“On one side, it is more aggressive to biopsy everyone, but since the testing is so much more sophisticated it is allowing us to tailor treatment right from the beginning,” says Bouffet. The SickKids team is working towards developing a blood test to eventually replace brain biopsy, which would be less invasive for the patient and allow for both diagnosis and monitoring response to therapy in a cost-effective and safe way.
Low-grade glioma is just one example of how these diagnostic tests are laying the groundwork for individualized cancer care.
“Essentially we are using these diagnostics to change the care path, based on the new testing that is available,” says Hawkins. “As a clinician-scientist, it can sometimes be frustrating that we make a number of discoveries in the lab but we can’t immediately use these findings to treat our patients. It feels amazing that we can now use these tests to help inform life-altering decisions for our patients. What’s even better is this isn’t just helping SickKids patients, but kids with cancer across the country and around the world.”
SickKids has become the referral centre for diagnostic tests for paediatric cancer. In the last year, Hawkins and her team have analyzed 60 brain tumours from SickKids patients, and over 150 from around the world including the United States, Australia, New Zealand, as well as for countries with limited cancer resources like Jordan, Pakistan and Morocco.
This transformation of clinical cancer diagnostics at SickKids is supported by the Government of Canada through Genome Canada and the Ontario Genomics Institute, the Garron Family Cancer Centre at SickKids, Labatt Brain Tumour Research Centre at SickKids, Ontario Centre for Excellence through the Medical Sciences Proof-of-Principle (MSc PoP) program funded by the Government of Ontario, PLGA Foundation USA, Making Headway Foundation USA, BRAINchild Canada, Meagan’s Walk, NanoString Technologies and RainDance Technologies, a wholly owned subsidiary of Bio-Rad Laboratories, Inc, and SickKids Foundation.
About The Hospital for Sick Children
The Hospital for Sick Children (SickKids) is recognized as one of the world’s foremost paediatric health-care institutions and is Canada’s leading centre dedicated to advancing children’s health through the integration of patient care, research and education.

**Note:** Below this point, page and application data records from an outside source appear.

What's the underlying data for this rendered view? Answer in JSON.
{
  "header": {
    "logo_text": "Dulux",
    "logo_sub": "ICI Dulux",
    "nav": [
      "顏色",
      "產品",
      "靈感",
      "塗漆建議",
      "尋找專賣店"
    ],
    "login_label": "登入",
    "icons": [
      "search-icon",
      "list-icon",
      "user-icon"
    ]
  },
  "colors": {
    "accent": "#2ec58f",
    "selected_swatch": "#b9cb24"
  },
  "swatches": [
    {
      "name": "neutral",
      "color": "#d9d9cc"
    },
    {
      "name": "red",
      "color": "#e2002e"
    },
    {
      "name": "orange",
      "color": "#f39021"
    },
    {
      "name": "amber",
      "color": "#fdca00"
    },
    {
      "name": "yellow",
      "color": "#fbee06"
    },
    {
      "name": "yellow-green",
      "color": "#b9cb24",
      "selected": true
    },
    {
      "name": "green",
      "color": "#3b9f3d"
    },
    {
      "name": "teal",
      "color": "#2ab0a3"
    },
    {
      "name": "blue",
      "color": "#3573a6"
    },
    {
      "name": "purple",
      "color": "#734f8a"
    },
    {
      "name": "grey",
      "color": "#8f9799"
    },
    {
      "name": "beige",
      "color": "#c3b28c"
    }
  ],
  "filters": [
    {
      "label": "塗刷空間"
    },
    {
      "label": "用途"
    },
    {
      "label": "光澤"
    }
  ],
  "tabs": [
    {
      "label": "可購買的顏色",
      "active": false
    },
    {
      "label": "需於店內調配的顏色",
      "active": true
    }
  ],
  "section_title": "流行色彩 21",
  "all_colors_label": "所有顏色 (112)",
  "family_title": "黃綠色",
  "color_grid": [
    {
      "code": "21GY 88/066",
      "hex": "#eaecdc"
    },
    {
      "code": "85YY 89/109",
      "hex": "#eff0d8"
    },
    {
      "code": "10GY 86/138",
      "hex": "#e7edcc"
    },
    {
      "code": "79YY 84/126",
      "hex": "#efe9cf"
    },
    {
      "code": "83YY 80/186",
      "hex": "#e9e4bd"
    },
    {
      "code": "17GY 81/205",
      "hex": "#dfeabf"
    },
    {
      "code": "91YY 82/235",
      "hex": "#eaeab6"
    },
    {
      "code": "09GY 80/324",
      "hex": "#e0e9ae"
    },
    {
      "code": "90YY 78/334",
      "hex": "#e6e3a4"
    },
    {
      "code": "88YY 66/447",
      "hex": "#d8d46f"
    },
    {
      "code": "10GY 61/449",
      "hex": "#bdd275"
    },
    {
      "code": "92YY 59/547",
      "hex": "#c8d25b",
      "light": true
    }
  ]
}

Founded in 1875 and affiliated with the University of Toronto, SickKids is one of Canada’s most research-intensive hospitals and has generated discoveries that have helped children globally. Its mission is to provide the best in complex and specialized child and family-centred care; pioneer scientific and clinical advancements; share expertise; foster an academic environment that nurtures health-care professionals; and champion an accessible, comprehensive and sustainable child health system. SickKids is proud of its vision for Healthier Children. A Better World. For more information, please visit www.sickkids.ca. Follow us on Twitter (@SickKidsNews) and Instagram (@SickKidsToronto).
The Hospital for Sick Children
416-813-7654, ext. 201436
The Hospital for Sick Children
416-813-7654, ext. 202059